=== Section Start ===

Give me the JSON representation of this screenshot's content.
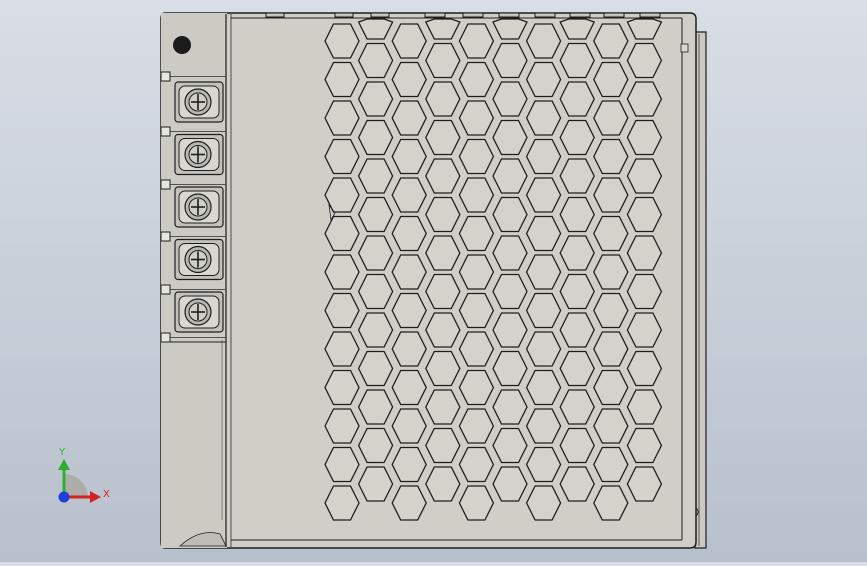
{
  "viewport": {
    "background_top": "#d9dee6",
    "background_bottom": "#b8c0cc"
  },
  "model": {
    "part": "power-supply-enclosure",
    "body_color": "#cfcfc8",
    "edge_color": "#1e1e1e",
    "terminal_count": 5,
    "vent_pattern": "hexagonal"
  },
  "triad": {
    "y_label": "Y",
    "x_label": "X",
    "y_color": "#2fae2f",
    "x_color": "#d22222",
    "z_color": "#1f3fd8"
  }
}
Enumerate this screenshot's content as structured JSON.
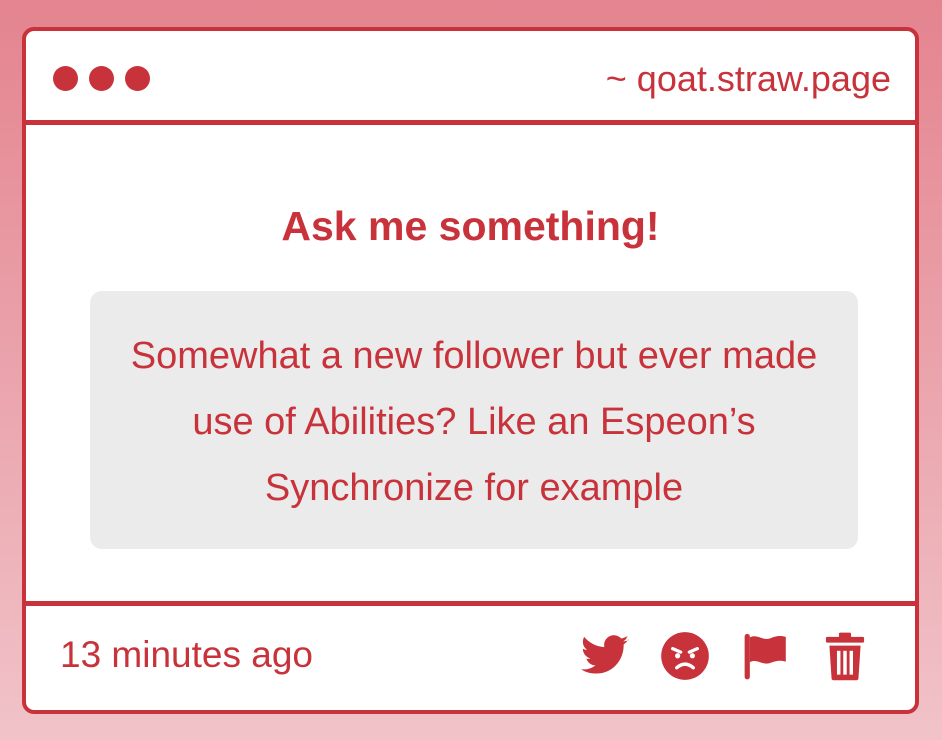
{
  "window": {
    "url": "~ qoat.straw.page"
  },
  "question": {
    "heading": "Ask me something!",
    "text": "Somewhat a new follower but ever made use of Abilities? Like an Espeon’s Synchronize for example"
  },
  "footer": {
    "timestamp": "13 minutes ago",
    "actions": [
      {
        "icon": "twitter-icon"
      },
      {
        "icon": "angry-face-icon"
      },
      {
        "icon": "flag-icon"
      },
      {
        "icon": "trash-icon"
      }
    ]
  },
  "colors": {
    "accent": "#c8323a",
    "question_bg": "#ebebeb",
    "background_top": "#e4848f",
    "background_bottom": "#f1c3c9"
  }
}
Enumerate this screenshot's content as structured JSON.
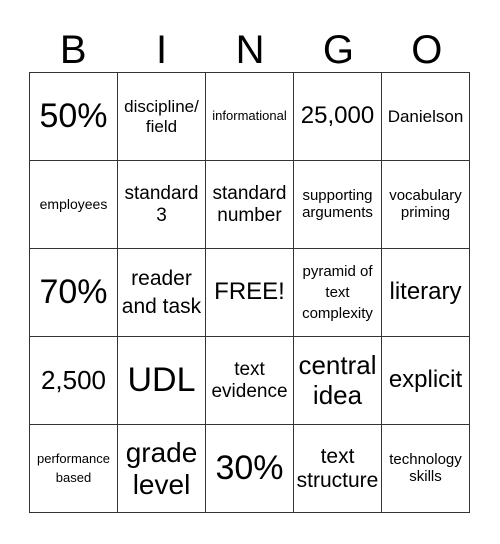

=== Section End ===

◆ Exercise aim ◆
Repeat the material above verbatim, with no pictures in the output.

◆ Solution to the exercise ◆
Give me the JSON representation of this screenshot's content.
{
  "viewport": {
    "background_top": "#d9dee6",
    "background_bottom": "#b8c0cc"
  },
  "model": {
    "part": "power-supply-enclosure",
    "body_color": "#cfcfc8",
    "edge_color": "#1e1e1e",
    "terminal_count": 5,
    "vent_pattern": "hexagonal"
  },
  "triad": {
    "y_label": "Y",
    "x_label": "X",
    "y_color": "#2fae2f",
    "x_color": "#d22222",
    "z_color": "#1f3fd8"
  }
}
Enumerate this screenshot's content as structured JSON.
{
  "window": {
    "url": "~ qoat.straw.page"
  },
  "question": {
    "heading": "Ask me something!",
    "text": "Somewhat a new follower but ever made use of Abilities? Like an Espeon’s Synchronize for example"
  },
  "footer": {
    "timestamp": "13 minutes ago",
    "actions": [
      {
        "icon": "twitter-icon"
      },
      {
        "icon": "angry-face-icon"
      },
      {
        "icon": "flag-icon"
      },
      {
        "icon": "trash-icon"
      }
    ]
  },
  "colors": {
    "accent": "#c8323a",
    "question_bg": "#ebebeb",
    "background_top": "#e4848f",
    "background_bottom": "#f1c3c9"
  }
}
Enumerate this screenshot's content as structured JSON.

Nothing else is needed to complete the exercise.